* Problem details:
Copy each record exactly, word for word.

* Records for the exercise:
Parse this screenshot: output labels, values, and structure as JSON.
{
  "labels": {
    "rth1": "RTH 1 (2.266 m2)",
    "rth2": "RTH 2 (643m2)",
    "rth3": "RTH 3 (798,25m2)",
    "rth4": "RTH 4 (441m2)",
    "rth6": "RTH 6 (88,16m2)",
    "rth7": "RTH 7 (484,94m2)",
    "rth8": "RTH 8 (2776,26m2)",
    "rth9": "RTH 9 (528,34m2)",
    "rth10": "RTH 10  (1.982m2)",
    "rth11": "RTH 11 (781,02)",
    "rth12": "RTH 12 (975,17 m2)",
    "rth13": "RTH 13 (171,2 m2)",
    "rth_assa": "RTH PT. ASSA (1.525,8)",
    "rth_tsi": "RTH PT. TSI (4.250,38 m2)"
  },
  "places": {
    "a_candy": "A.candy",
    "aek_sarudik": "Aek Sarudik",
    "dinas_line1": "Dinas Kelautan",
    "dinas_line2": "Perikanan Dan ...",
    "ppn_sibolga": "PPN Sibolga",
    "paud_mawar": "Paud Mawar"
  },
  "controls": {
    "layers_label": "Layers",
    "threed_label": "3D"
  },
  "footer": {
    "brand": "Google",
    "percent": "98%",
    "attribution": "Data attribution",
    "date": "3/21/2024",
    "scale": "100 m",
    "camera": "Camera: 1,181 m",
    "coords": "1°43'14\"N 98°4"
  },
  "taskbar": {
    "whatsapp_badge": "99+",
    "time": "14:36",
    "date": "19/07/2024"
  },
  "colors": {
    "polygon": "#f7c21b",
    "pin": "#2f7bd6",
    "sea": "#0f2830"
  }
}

* Response area:
Parse this screenshot: output labels, values, and structure as JSON.
{
  "labels": {
    "rth1": "RTH 1 (2.266 m2)",
    "rth2": "RTH 2 (643m2)",
    "rth3": "RTH 3 (798,25m2)",
    "rth4": "RTH 4 (441m2)",
    "rth6": "RTH 6 (88,16m2)",
    "rth7": "RTH 7 (484,94m2)",
    "rth8": "RTH 8 (2776,26m2)",
    "rth9": "RTH 9 (528,34m2)",
    "rth10": "RTH 10  (1.982m2)",
    "rth11": "RTH 11 (781,02)",
    "rth12": "RTH 12 (975,17 m2)",
    "rth13": "RTH 13 (171,2 m2)",
    "rth_assa": "RTH PT. ASSA (1.525,8)",
    "rth_tsi": "RTH PT. TSI (4.250,38 m2)"
  },
  "places": {
    "a_candy": "A.candy",
    "aek_sarudik": "Aek Sarudik",
    "dinas_line1": "Dinas Kelautan",
    "dinas_line2": "Perikanan Dan ...",
    "ppn_sibolga": "PPN Sibolga",
    "paud_mawar": "Paud Mawar"
  },
  "controls": {
    "layers_label": "Layers",
    "threed_label": "3D"
  },
  "footer": {
    "brand": "Google",
    "percent": "98%",
    "attribution": "Data attribution",
    "date": "3/21/2024",
    "scale": "100 m",
    "camera": "Camera: 1,181 m",
    "coords": "1°43'14\"N 98°4"
  },
  "taskbar": {
    "whatsapp_badge": "99+",
    "time": "14:36",
    "date": "19/07/2024"
  },
  "colors": {
    "polygon": "#f7c21b",
    "pin": "#2f7bd6",
    "sea": "#0f2830"
  }
}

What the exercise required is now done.